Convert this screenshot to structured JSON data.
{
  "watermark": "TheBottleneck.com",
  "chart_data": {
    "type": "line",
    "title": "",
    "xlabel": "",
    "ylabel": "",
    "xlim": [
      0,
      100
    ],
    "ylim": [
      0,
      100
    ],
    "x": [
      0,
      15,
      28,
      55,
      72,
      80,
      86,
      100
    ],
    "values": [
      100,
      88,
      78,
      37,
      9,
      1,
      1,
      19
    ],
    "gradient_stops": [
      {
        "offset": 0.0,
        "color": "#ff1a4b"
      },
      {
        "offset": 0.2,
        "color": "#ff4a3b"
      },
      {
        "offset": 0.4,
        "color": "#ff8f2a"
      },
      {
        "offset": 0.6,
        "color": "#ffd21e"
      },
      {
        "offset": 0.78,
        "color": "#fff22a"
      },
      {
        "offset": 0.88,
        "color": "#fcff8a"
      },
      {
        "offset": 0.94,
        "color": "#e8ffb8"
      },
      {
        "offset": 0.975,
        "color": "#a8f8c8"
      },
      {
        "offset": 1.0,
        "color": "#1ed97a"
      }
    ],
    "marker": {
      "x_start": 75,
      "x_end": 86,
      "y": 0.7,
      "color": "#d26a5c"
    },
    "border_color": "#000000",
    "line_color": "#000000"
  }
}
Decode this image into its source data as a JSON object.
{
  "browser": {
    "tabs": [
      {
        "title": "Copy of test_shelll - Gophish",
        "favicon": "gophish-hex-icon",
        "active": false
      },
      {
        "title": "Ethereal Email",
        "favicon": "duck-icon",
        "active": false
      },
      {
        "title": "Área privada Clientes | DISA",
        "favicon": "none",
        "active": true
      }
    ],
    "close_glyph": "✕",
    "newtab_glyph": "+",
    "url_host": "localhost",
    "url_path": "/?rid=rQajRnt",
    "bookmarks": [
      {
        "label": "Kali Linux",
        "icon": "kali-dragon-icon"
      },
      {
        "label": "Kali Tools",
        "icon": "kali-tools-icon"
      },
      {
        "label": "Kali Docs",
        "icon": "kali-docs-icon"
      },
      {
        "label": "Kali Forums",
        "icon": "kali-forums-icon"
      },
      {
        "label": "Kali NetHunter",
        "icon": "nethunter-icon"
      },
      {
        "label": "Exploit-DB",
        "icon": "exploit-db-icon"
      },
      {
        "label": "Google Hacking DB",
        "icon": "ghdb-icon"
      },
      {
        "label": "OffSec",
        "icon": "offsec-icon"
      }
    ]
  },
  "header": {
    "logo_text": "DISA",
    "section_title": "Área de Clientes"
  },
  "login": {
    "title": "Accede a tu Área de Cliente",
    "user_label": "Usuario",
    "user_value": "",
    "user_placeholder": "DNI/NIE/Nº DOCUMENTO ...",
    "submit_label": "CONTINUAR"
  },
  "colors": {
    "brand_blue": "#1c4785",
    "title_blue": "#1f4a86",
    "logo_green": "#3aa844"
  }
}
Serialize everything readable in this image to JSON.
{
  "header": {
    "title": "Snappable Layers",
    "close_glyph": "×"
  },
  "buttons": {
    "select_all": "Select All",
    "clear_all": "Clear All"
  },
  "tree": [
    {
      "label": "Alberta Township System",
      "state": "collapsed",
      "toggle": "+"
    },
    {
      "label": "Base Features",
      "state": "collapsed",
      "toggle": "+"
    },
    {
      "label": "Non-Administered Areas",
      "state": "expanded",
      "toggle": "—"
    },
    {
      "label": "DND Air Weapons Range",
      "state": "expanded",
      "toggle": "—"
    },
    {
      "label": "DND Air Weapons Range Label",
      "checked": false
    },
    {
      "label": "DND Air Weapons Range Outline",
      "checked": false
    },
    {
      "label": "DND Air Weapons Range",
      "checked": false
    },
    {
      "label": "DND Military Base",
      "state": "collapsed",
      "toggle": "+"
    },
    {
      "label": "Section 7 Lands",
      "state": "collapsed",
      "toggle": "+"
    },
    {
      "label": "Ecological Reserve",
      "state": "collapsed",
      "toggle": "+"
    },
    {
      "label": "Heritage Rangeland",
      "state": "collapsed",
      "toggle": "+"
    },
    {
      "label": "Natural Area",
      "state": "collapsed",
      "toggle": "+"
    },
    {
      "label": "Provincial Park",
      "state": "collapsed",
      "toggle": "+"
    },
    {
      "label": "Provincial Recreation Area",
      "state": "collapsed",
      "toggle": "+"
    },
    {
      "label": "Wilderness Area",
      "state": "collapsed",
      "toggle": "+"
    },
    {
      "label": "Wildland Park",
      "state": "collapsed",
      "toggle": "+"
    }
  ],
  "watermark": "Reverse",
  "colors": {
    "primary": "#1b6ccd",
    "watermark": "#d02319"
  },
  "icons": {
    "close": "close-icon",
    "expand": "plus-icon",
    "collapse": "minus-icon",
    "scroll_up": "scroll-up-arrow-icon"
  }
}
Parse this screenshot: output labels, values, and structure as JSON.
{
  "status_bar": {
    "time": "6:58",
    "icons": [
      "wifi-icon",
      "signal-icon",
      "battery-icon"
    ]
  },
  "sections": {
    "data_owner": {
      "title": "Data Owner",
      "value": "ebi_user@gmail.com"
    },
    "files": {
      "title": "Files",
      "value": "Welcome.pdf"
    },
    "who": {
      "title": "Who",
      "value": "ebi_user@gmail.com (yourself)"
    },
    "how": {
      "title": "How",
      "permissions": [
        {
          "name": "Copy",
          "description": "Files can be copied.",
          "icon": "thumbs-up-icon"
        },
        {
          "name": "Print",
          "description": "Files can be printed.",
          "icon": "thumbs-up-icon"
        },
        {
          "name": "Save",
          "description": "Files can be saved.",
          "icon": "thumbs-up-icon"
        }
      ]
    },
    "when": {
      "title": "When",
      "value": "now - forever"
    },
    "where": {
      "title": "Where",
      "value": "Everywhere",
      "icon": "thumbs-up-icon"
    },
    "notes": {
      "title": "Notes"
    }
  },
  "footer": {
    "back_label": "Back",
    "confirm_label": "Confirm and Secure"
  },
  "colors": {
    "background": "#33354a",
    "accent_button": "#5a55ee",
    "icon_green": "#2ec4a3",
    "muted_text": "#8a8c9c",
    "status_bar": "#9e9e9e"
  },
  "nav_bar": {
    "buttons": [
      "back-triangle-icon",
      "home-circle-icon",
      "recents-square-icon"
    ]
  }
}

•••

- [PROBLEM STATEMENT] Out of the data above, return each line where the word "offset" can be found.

- [ANSWER BELOW]
        "offset": 0.0,
        "offset": 0.2,
        "offset": 0.4,
        "offset": 0.6,
        "offset": 0.78,
        "offset": 0.88,
        "offset": 0.94,
        "offset": 0.975,
        "offset": 1.0,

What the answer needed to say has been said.